■ Task goal: Work out how many lines in the entries below include the word "icon". Give nothing but the number.
[Opening Data for analysis section]
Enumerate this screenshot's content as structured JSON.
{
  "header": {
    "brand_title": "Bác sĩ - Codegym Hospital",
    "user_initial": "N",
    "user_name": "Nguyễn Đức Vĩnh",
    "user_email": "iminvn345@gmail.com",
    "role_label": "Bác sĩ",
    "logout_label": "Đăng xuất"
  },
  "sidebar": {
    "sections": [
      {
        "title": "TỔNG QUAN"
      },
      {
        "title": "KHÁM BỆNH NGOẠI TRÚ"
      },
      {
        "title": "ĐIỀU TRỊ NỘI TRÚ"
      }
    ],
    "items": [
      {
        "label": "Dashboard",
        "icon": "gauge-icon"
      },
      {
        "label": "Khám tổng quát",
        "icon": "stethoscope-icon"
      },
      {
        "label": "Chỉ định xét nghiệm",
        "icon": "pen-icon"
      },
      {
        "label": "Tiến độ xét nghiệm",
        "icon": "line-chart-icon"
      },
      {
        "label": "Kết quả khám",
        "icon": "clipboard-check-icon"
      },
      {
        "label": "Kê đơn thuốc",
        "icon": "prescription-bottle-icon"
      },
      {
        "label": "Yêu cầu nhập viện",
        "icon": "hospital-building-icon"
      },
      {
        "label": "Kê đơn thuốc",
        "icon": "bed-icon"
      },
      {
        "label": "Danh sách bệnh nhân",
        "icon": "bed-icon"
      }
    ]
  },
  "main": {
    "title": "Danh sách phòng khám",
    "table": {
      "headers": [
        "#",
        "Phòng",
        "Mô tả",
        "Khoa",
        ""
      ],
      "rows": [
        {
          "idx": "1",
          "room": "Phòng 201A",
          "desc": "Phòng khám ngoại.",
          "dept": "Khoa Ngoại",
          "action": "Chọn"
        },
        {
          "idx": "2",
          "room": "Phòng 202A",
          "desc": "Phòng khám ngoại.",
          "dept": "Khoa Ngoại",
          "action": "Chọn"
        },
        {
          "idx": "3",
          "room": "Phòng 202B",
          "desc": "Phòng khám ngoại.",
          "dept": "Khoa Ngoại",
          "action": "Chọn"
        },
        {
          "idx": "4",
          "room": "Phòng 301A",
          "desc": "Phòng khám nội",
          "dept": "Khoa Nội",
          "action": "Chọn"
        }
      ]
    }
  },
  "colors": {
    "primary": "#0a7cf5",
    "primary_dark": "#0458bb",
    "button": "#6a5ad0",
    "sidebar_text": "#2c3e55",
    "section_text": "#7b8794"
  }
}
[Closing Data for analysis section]
■ Reply: 9